WASHINGTON — States can collect sales tax from online sellers even if those companies don’t have a physical presence in the state, the Supreme Court ruled last month in a case with far-reaching implications for online commerce.
“The physical presence rule has long been criticized as giving out-of-state sellers an advantage,” the court said in its 5-4 ruling. “Each year, it becomes further removed from economic reality and results in significant revenue losses to the states.”
The court’s decision overturned a ruling from 1992 in Quill Corp. v. North Dakota that allowed online retailers to skirt sales tax collection responsibilities in states where they don’t have a physical presence.
Brick-and-mortar retailers and others have long argued that the 1992 law was established with catalog sales in mind, and before the meteoric rise of internet retailing. State governments entered the fray, asserting that since the sales tax is a long-established way for state governments to pay for the services their constituents demand, it’s unfair to allow some retailers to skip it.
“Quill established two different sets of rules governing the collection of sales taxes that left traditional retailers badly disadvantaged against their online peers.

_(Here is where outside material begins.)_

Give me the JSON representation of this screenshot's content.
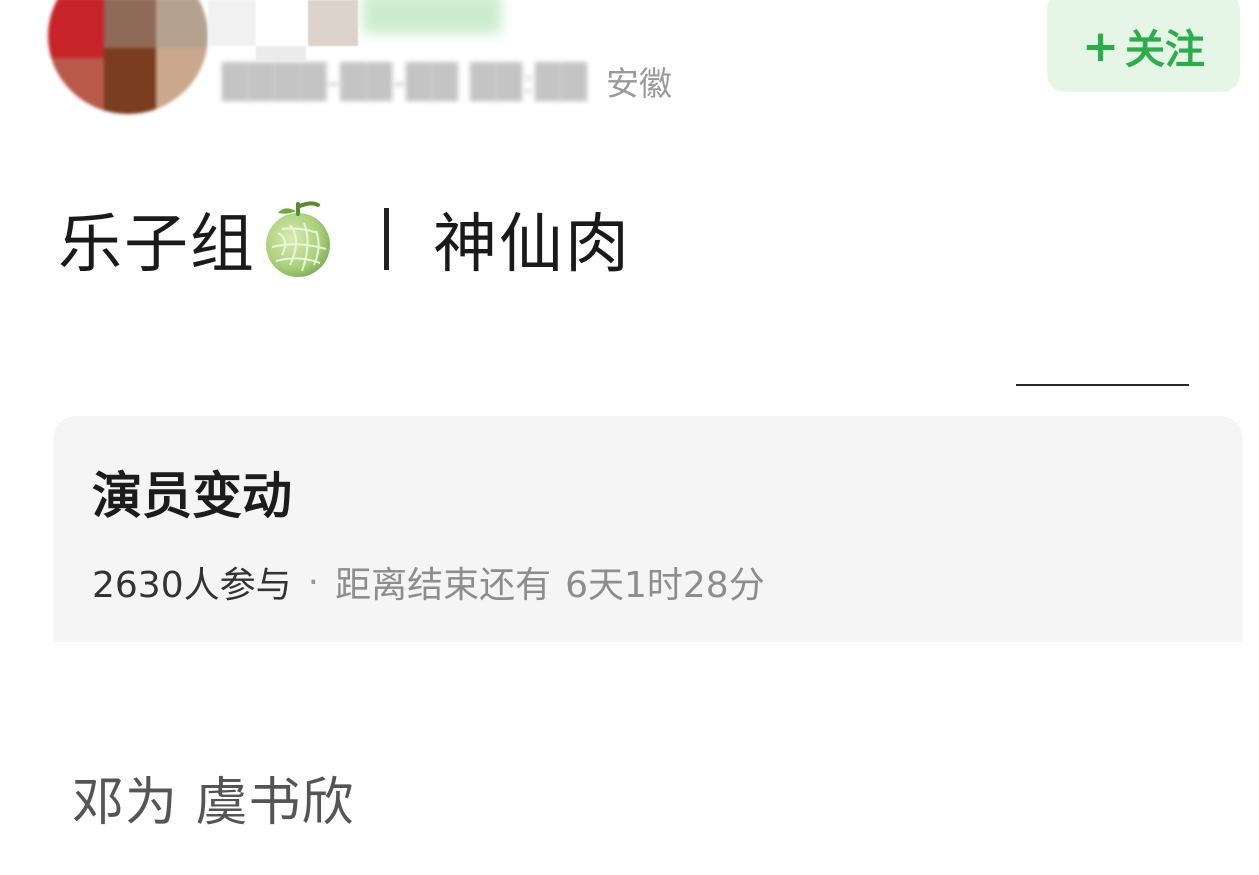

Today’s ruling sets the stage for states to begin leveling the playing field for brick-and-mortar retailers by treating online transactions in the same way they treat in-person ones,” said Andrew Harig, senior director of tax, trade and sustainability at the Food Marketing Institute. “The Supreme Court’s decision is an important victory for FMI members and puts us on a path that will allow for the creation of a balanced, consumer-driven and competitive marketplace.”
Justices Anthony Kennedy, Clarence Thomas, Ruth Bader Ginsburg, Samuel Alito and Neil Gorsuch delivered the opinion, while John Roberts, Stephen Breyer, Sonja Sotomayor and Elena Kagan dissented.
“Quill creates rather than resolves market distortions,” the ruling said. “In effect, it is a judicially created tax shelter for businesses that limit their physical presence in a state but sell their goods and services to the state’s consumers, something that has become easier and more prevalent as technology has advanced.”
Although it is the poster child for e-commerce, Amazon.com wasn’t involved in the lawsuit, and today’s decision doesn’t directly affect the Seattle company, which already collects taxes in every state that has a sales tax.
But in the wake of the ruling, Amazon, eBay, Etsy and online marketplaces will have to keep an eye on how each state handles sales tax legislation and whether they will have to collect the funds on behalf of third-party sellers. Several states have passed legislation forcing a company that provides the platform for sellers to collect sales tax rather than asking the seller to do so.
“This ruling clears the way for a fair and level playing field where all retailers compete under the same sales tax rules,” said Matthew Shay, president and chief executive officer of the National Retail Federation.